For my third project, I decided to test the ProMarkers on a variety of surfaces to see how they would perform.  So I decided to use them on the embellishments that I was going to put in the mini album that I am working on for my daughter.  I started with the chipboard cover pieces and covered them with a variety of papers and embellishments.


Then I used one of the coordinating muted markers to line the outer edge of my page.


I used “Pale Pink” and “Pastel Blue” to outline the cloth flowers with a little touch of color. The mini frame was white, so I used the same two ink colors to make it coordinate with the paper and flowers. After the ink dried, I added some glitter, a charm, and rhinestones to the frame.


On the page below, I used the ProMarker to outline the lace so it would coordinate with the other elements on the page.


Then I used the ProMarkers to outline the vellum envelope and the green corners.

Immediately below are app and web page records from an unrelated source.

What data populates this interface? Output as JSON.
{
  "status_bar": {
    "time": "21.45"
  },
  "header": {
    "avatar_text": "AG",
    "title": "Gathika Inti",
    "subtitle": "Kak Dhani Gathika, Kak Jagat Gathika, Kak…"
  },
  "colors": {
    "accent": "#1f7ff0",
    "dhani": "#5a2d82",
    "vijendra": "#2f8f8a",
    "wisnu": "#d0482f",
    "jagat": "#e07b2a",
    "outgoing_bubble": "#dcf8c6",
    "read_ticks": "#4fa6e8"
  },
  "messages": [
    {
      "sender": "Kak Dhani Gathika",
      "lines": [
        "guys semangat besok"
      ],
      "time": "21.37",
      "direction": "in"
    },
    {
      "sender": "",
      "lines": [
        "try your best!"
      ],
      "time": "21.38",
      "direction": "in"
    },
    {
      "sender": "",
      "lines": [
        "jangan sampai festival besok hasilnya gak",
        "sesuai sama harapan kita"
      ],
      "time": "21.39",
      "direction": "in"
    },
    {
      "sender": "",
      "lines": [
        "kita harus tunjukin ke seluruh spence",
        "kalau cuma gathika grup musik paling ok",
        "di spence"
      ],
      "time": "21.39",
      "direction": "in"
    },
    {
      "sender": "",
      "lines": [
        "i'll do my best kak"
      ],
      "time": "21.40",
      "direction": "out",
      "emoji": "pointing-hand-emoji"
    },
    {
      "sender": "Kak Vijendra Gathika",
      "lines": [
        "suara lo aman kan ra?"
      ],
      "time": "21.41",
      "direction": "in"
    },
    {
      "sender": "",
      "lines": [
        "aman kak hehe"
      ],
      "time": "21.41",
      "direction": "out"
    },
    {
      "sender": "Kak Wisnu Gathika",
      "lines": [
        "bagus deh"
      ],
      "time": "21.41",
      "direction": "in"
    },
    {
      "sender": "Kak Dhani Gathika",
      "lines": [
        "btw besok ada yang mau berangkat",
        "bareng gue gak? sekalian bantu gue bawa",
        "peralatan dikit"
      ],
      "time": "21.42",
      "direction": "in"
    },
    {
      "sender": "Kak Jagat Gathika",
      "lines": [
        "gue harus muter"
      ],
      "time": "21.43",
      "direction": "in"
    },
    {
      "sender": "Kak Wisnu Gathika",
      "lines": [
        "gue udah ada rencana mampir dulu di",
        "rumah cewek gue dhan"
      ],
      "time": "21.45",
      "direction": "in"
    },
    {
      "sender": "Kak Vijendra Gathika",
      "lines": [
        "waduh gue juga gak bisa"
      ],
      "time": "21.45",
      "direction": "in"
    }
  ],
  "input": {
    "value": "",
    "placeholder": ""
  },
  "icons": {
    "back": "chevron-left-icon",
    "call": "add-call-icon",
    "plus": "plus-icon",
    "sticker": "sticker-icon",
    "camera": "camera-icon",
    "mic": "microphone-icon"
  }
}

Tips:
Start with the lightest color and color image in.  Then apply the other colors in a similar order (light to dark)
Use the blender pen according to manufactures directions to get the best results.
Use the blender pen as a base coat then quickly apply the ProMarker colors you are trying to blend, before it dries to maximize use of the blending medium.

Try shade apply the color onto paper surfaces by layering the color on until you get the desired result.
The blender pen allows for versatility with the color applications and is a must have if you want to be able to do more shading in your color application
Pros:
  • The pens are good for multi-surface applications.  You can use them on paper, card stock, vellum, acetate, glass, wood, metal and some plastics.
  • The pens are very affordable and are available in about 145 different colors to suit a variety of projects. 
  • The pens are also sold in color coordinated sets which are more cost effective.  The sets are well labeled to the type of media or art they are best suited for.
  • The dual tips are very versatile and allow for a variety of lines for use for both crafting and manga drawing.
  • The blenders are great for using to blend colors, remove color, and for achieving different types of shading techniques (depending on the type of project you are using the ProMarkers for).
Cons:
  • These are alcohol inks so they will bleed through some papers and there is some distortion on the less expensive copy paper.
  • The colors are translucent, so they will not show up well on clear plastic or clear glass.  Opaque plastic or glass would work better.
  • These are alcohol inks and will dry quickly.  So you have to work quickly to achieve smooth strokes.
  • The markers are not permanent on every single surface.  I would test them the intended surface to make sure the ink will be permanent.  Different surfaces can have hidden chemicals and/or oils that keep inks from adhering to them.

Giveaway

The great folks over at Letraset are giving one lucky reader a set of markers. To enter this contest, simply answer any of the questions below or on the other Letraset review in the comments section of this article on our website.

Have you tried Letraset Pro Markers yet? What alcohol ink markers do you use? Have you found something fun to do that is outside of the box? Please share!

One entry per person please. Contest will close Monday, May 16th at 6pm CST.